“All men are brothers / All people are family,” reads a plaque in the entryway of Watermargin Co-op, at 103 McGraw Place. It’s accompanied by the Chinese character for water, which also appears above the front entrance of the five-story house, founded in fall 1948 and currently home to 23 residents.
“The house’s focus on intergroup living keeps it unique and continues to draw interest from students,” said Lou Hom ’93, a former resident who has remained involved with the co-op and serves on its board of directors. “There are various program houses that tend to focus on individual cultures, but Watermargin was always meant to be an intersectional space.”
Given that milestone, alumni and current members are looking back at its history and how the house continues to promote its ideals. Initially dubbed the United World Foundation, Watermargin was conceived by a group of World War II veterans who were attending Cornell under the G.I. Bill.
Having fought for democracy, they found they could not reconcile the principles for which they’d risked their lives with the widespread discrimination and segregation they saw when they returned to the U.S.
As mature undergraduates with notable life experience, they were inspired to create a community that would promote understanding across races, national origins, and religions.
The group took its name from the English title of a centuries-old Chinese novel, “Shui Hu Zhuan,” which also had long been interpreted as “all men are brothers.” (It had been translated into English in 1933 by a fellow Cornellian: Nobel laureate Pearl Buck, MA 1925.)
Formed and first incorporated in 1947, Watermargin secured its house the following year, leasing it from Cornell beginning in fall 1948.
Watermargin was unique not only at Cornell but nationwide as the first racially integrated, interfaith living unit on a college campus. While women could be members by the 1960s, the rules of the time kept the house itself all male until about 1970.

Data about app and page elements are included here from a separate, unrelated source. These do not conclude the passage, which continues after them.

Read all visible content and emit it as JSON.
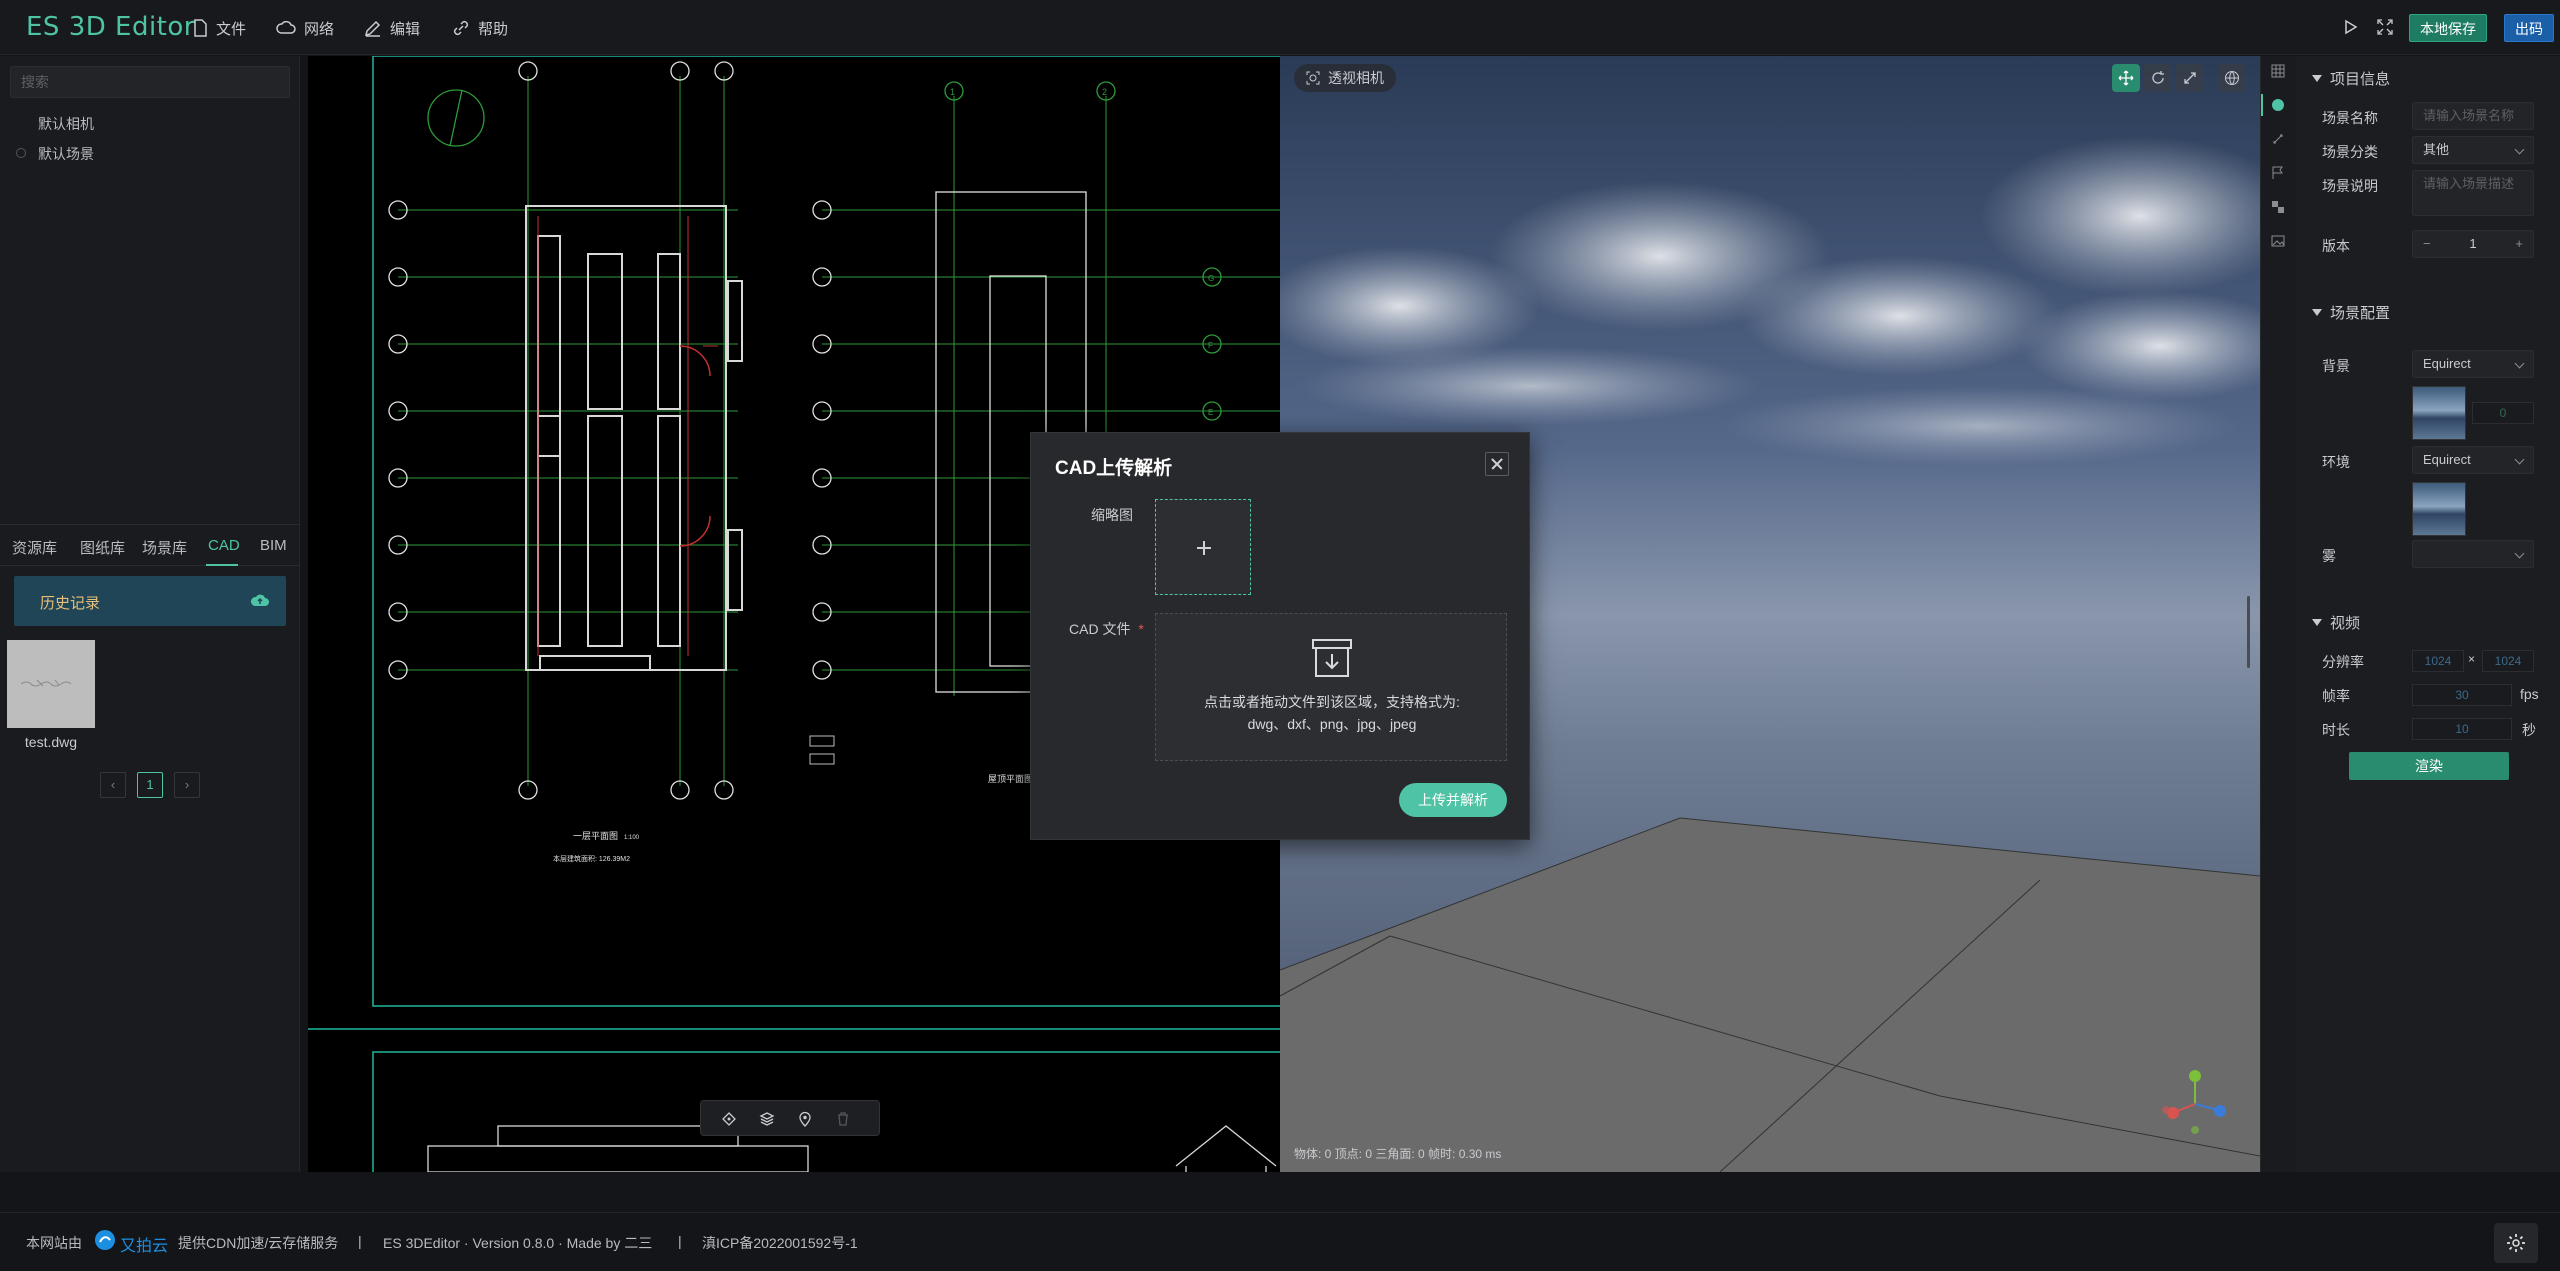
{
  "app": {
    "title": "ES 3D Editor",
    "menu": [
      {
        "label": "文件",
        "icon": "file-icon"
      },
      {
        "label": "网络",
        "icon": "cloud-icon"
      },
      {
        "label": "编辑",
        "icon": "edit-icon"
      },
      {
        "label": "帮助",
        "icon": "link-icon"
      }
    ],
    "actions": {
      "save": "本地保存",
      "publish": "出码"
    }
  },
  "left_panel": {
    "search_placeholder": "搜索",
    "tree": [
      "默认相机",
      "默认场景"
    ],
    "tabs": [
      "资源库",
      "图纸库",
      "场景库",
      "CAD",
      "BIM"
    ],
    "active_tab": "CAD",
    "history_label": "历史记录",
    "files": [
      {
        "name": "test.dwg"
      }
    ],
    "pager": {
      "current": "1"
    }
  },
  "cad_drawing": {
    "axis_numbers": [
      "1",
      "2"
    ],
    "axis_letters": [
      "G",
      "F",
      "E"
    ],
    "title": "一层平面图",
    "scale": "1:100",
    "area_note": "本层建筑面积: 126.39M2",
    "roof_title": "屋顶平面图"
  },
  "viewport": {
    "camera_label": "透视相机",
    "stats": "物体: 0  顶点: 0  三角面: 0  帧时: 0.30 ms"
  },
  "right_panel": {
    "project_info": {
      "title": "项目信息",
      "name_label": "场景名称",
      "name_placeholder": "请输入场景名称",
      "category_label": "场景分类",
      "category_value": "其他",
      "desc_label": "场景说明",
      "desc_placeholder": "请输入场景描述",
      "version_label": "版本",
      "version_value": "1"
    },
    "scene_config": {
      "title": "场景配置",
      "background_label": "背景",
      "background_value": "Equirect",
      "background_extra": "0",
      "environment_label": "环境",
      "environment_value": "Equirect",
      "fog_label": "雾"
    },
    "video": {
      "title": "视频",
      "resolution_label": "分辨率",
      "width": "1024",
      "height": "1024",
      "times": "×",
      "fps_label": "帧率",
      "fps": "30",
      "fps_unit": "fps",
      "duration_label": "时长",
      "duration": "10",
      "duration_unit": "秒",
      "render_label": "渲染"
    }
  },
  "footer": {
    "hosted_by": "本网站由",
    "cdn_brand": "又拍云",
    "cdn_text": "提供CDN加速/云存储服务",
    "sep": "|",
    "version": "ES 3DEditor · Version 0.8.0 · Made by 二三",
    "icp": "滇ICP备2022001592号-1"
  },
  "modal": {
    "title": "CAD上传解析",
    "thumb_label": "缩略图",
    "file_label": "CAD 文件",
    "required_mark": "*",
    "drop_text": "点击或者拖动文件到该区域，支持格式为:",
    "drop_formats": "dwg、dxf、png、jpg、jpeg",
    "submit_label": "上传并解析"
  },
  "colors": {
    "accent": "#4fc3a5",
    "publish": "#1b5fa8",
    "save": "#1e7b64"
  }
}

The house’s ambitious educational outreach program brought high-profile speakers – including Eleanor Roosevelt, Langston Hughes, Margaret Mead, Malcolm X and Marian Anderson – to campus in its early years.
“It seems to me very encouraging that these young people should take such an interest in human rights and freedoms,” Roosevelt wrote in her nationally syndicated newspaper column in 1948, recounting her visit to campus.
“It is encouraging that they should recognize so quickly that our acceptance of these ideals is just a spelling out of the real ideals of democracy. They believe that only by putting them into practice will we demonstrate to the world what democracy really stands for.”
By the late 1960s and early 1970s, Watermargin was drawing students who were more artistically inclined than politically active. During that era, the house took on the cooperative structure that remains today.
Residents share cooking and cleaning responsibilities as well as participate in regular meetings, governance and other management roles.
Watermargin is one of eight co-ops owned by the university as residential options for students, also including 660 Stewart Avenue and Prospect of Whitby. In contrast to the “rushing” process for Greek organizations, co-ops host a “mosey” as a purposely more low-key alternative.
Current house president Shahad Salman ’24, a global public health sciences major in the College of Human Ecology, lived in a dorm her first year. But she was looking for a smaller community, and a friend told her to check out Watermargin.
“People have been really great,” she said. “They’re very devoted, caring and diligent about keeping up with the responsibilities of the co-op.”
Archaeology major Remy Kageyama ’25, in the College of Arts and Sciences, said that today many of the house’s residents come from underrepresented groups or low-income households, or are LGBTQ+.
“It has been really valuable to have that cohort here and to be in community,” Kageyama said, “to be joyous, to collaborate in a warm and safe environment for people from all backgrounds.”
The house’s recent guest speakers have included local farmers and entrepreneurs who provide much of the co-op’s food. Other presentations have come from the residents themselves, who have shared talents and interests including crocheting and birdwatching.
“I see our home as something that we have to actively make, and create, in the day to day,” said Michelle Wei ’24, a comparative literature major in A&S. “We have to be very intentional that there’s this give and take in our living situation, and you have to show up for yourself, and for others, in whatever ways you can.”
Joe Wilensky is a writer for Cornellians.